Having beaten the Isle of Man, Jersey, Guernsey and Scotland by 3-0 margins, and then Ireland 3-1, it was all down to the battle against the team from across Offa’s Dyke.
In a pulsating match, which went down to the fifth set of the fifth game, it was Wales who came out on top by beating England 3-2, with Beth Roberts winning the deciding singles against Lois Peake after coming back from 2-0 down to win 3-2.
Meanwhile, last weekend saw Megan and Angharad Phillips winning the British Universities title, which was held in Nottingham.
These championships include many of the top British players, in addition to overseas students, and are the equal in standard to any domestic competition within the UK.

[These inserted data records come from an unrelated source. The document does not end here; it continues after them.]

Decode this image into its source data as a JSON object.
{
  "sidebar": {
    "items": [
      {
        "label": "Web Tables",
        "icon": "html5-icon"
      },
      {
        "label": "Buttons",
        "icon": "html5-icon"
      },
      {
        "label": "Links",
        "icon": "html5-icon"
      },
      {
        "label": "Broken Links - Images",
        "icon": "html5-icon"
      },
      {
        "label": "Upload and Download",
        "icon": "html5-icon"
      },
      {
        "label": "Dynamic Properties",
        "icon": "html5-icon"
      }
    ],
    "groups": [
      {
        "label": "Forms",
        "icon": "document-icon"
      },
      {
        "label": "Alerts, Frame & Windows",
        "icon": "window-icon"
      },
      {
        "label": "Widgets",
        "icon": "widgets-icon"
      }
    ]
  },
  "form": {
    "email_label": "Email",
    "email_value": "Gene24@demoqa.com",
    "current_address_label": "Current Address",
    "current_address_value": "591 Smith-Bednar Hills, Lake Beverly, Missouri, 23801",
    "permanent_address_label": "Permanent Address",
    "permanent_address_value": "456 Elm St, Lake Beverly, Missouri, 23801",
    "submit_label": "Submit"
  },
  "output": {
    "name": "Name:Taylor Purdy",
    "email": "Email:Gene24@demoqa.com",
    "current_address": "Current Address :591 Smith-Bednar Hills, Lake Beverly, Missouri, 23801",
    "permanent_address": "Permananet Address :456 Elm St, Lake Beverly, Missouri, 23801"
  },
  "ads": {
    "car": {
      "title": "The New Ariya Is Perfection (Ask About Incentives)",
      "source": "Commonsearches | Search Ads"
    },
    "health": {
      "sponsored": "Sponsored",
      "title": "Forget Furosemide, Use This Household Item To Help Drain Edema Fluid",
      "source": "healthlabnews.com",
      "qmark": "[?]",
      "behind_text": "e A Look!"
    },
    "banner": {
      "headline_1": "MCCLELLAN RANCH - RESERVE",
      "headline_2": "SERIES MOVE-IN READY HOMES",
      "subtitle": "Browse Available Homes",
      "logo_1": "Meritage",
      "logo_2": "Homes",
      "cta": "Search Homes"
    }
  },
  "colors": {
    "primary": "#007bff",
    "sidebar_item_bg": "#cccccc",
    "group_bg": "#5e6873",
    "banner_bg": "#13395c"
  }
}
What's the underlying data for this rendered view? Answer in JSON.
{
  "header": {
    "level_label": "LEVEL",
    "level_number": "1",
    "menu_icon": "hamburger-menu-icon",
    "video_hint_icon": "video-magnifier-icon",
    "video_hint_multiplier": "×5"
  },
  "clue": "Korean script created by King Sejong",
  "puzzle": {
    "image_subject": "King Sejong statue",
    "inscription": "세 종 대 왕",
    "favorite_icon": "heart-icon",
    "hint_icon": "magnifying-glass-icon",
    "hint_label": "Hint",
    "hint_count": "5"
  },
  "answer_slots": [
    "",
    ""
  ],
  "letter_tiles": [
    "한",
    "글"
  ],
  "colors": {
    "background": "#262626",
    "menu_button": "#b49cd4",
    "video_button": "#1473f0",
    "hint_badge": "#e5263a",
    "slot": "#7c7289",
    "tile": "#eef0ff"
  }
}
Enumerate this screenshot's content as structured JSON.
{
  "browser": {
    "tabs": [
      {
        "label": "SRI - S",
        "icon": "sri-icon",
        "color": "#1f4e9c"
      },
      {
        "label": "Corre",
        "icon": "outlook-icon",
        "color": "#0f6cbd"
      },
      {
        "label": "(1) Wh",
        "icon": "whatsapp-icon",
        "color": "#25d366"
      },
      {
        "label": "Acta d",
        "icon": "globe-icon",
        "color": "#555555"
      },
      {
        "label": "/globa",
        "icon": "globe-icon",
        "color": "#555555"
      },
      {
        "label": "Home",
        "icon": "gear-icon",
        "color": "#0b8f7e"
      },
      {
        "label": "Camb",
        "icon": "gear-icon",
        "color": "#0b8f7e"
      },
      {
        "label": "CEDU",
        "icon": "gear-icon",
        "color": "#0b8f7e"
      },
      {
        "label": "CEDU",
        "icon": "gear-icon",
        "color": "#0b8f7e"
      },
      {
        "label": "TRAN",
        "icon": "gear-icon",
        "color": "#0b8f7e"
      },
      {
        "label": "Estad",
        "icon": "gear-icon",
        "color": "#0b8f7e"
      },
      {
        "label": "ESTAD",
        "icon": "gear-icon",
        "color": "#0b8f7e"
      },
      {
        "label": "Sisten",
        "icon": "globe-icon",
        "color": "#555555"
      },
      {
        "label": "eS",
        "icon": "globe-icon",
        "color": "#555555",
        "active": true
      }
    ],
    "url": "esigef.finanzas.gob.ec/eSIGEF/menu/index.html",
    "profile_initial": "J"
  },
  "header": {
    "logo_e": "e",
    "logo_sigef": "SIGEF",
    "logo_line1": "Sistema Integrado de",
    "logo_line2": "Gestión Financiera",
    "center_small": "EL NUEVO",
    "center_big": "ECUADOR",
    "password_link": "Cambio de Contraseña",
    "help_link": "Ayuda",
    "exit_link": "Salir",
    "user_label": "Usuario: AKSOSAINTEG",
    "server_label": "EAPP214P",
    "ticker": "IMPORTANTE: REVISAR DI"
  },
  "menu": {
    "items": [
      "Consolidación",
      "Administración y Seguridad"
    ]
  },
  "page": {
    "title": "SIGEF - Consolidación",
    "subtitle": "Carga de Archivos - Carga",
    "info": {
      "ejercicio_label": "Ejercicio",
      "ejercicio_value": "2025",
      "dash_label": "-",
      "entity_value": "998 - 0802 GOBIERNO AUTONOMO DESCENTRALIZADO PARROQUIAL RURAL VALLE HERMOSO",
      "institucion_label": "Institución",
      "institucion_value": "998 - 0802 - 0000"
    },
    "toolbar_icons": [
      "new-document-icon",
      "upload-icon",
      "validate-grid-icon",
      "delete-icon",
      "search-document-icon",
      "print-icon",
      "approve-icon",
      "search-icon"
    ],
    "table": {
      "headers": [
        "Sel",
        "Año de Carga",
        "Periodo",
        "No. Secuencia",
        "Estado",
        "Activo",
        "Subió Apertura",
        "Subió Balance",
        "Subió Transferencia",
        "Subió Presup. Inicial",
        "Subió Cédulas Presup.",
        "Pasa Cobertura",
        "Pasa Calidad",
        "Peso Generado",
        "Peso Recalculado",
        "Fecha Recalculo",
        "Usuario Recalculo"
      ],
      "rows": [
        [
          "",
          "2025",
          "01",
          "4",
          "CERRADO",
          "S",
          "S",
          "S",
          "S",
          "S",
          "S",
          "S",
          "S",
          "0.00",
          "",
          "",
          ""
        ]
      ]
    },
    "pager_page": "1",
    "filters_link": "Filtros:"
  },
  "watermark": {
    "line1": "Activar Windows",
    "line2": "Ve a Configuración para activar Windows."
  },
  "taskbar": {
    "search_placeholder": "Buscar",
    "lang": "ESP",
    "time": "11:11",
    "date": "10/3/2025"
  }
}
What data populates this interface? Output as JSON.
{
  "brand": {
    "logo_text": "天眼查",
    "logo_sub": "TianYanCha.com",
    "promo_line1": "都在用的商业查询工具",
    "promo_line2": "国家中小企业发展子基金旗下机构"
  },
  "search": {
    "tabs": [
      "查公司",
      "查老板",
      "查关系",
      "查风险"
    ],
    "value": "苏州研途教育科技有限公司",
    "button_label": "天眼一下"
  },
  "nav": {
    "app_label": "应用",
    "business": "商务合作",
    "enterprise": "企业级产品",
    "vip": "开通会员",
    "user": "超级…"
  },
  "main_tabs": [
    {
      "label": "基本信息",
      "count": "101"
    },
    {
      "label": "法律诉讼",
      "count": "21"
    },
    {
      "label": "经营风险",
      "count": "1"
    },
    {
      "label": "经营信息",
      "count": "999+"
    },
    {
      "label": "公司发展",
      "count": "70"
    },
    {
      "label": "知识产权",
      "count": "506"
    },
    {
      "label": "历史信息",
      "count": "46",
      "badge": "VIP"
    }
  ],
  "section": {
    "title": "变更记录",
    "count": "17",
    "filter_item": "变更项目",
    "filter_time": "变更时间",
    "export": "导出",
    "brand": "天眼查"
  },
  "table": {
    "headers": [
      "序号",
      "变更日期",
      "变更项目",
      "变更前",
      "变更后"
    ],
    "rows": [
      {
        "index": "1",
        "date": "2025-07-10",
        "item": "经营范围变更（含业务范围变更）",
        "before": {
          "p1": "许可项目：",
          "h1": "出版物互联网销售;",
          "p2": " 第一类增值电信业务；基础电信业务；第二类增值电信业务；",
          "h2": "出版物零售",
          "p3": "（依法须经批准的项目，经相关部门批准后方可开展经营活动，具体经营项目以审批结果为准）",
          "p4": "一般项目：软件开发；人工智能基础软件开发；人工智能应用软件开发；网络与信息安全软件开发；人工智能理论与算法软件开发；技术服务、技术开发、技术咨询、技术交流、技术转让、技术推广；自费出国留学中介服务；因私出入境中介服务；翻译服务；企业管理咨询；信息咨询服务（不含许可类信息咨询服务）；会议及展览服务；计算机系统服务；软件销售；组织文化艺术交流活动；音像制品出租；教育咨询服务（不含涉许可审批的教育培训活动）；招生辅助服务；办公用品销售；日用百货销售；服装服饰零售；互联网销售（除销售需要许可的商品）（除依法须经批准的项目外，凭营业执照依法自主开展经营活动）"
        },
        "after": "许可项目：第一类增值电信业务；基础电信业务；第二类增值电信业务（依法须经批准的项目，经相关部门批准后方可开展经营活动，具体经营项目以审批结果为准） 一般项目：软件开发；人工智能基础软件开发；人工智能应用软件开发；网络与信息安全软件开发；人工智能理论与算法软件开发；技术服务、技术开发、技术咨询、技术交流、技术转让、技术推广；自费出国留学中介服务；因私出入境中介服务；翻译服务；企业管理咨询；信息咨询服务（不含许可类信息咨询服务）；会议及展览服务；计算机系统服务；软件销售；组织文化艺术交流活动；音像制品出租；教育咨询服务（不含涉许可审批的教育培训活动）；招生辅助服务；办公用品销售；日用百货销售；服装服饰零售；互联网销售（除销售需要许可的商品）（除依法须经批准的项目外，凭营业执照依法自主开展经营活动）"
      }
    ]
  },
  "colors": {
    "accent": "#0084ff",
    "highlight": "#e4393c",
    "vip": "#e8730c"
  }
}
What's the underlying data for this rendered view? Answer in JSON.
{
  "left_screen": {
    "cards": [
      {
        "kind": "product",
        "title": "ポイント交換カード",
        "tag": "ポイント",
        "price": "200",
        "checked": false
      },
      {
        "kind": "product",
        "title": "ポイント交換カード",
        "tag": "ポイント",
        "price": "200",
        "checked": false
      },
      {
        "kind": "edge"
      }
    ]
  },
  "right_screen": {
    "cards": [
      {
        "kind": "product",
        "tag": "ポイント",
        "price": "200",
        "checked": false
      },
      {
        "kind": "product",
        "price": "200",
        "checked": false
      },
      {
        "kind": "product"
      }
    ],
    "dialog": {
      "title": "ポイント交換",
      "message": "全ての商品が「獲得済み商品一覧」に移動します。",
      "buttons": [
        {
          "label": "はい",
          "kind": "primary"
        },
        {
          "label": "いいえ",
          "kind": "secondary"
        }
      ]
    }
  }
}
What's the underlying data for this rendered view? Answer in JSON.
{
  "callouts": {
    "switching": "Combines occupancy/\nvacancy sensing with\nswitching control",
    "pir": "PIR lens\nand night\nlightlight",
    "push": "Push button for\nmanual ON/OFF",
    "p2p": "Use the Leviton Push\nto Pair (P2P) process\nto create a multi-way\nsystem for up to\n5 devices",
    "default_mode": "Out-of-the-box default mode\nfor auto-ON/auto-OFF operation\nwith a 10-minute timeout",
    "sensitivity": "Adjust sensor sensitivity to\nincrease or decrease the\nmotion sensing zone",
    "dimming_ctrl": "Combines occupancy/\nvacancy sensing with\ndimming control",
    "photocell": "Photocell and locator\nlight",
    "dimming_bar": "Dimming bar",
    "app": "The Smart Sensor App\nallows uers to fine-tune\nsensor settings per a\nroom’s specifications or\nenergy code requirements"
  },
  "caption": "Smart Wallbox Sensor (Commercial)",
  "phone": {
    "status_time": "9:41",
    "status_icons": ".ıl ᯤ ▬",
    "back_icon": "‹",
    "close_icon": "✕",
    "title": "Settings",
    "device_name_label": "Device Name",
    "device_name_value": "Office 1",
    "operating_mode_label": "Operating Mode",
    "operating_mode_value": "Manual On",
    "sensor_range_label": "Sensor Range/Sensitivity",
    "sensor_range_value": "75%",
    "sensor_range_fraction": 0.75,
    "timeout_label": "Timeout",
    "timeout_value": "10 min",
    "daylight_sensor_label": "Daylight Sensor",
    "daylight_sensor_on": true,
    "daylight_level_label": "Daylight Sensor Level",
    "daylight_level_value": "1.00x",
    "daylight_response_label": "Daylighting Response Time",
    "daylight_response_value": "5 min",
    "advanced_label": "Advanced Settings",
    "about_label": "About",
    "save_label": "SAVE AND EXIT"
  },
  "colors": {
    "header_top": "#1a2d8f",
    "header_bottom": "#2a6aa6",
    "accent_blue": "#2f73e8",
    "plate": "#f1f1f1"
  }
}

Going into the event as number three seeds, Angharad and Megan worked their way comfortably through the first four rounds, winning all their matches 3-0.
In the semi finals, they came up against old adversaries Manchester University, against whom they have a 1-1 record this season.
However, on this occasion, it was to prove to be a comfortable 3-0 win for the twins from Denbigh, which meant that they were through to the final to play against the number one seeds from the host university, Nottingham.
Included in the Nottingham team was England’s number three player Maria Tsaptsinos and Haoyu Liu.
In another nerve tingling contest, the Phillips’ sisters upset the odds to claim gold by taking the match 3-2, with the final set being won by 11-9.
It was certainly a dramatic finish to say the least!
However, it has not been plain sailing for Angharad.
Last week, she was scheduled to play in the Spanish Open on the World Grand Prix circuit.
With no room available for her hand luggage on the plane out to Spain, it was placed in the ‘hold’.
However, the case did not arrive in Spain in time for the competition. Included in the luggage was all of Angharad’s playing kit, her trainers, tracksuit and, most importantly, her table tennis bats.
In high-standard table tennis, the rubbers on the bats are specific for the respective player’s style of play.
There are thousands of different rubbers, the vast majority of which would not be suitable for Angharad’s style.
Not surprisingly, playing in borrowed and ill-fitting kit - and with a borrowed bat that included rubbers not suited to her style of play - Angharad did not have a successful event, being eliminated during the group stages.
She still awaits a response from British Airways to her concerns.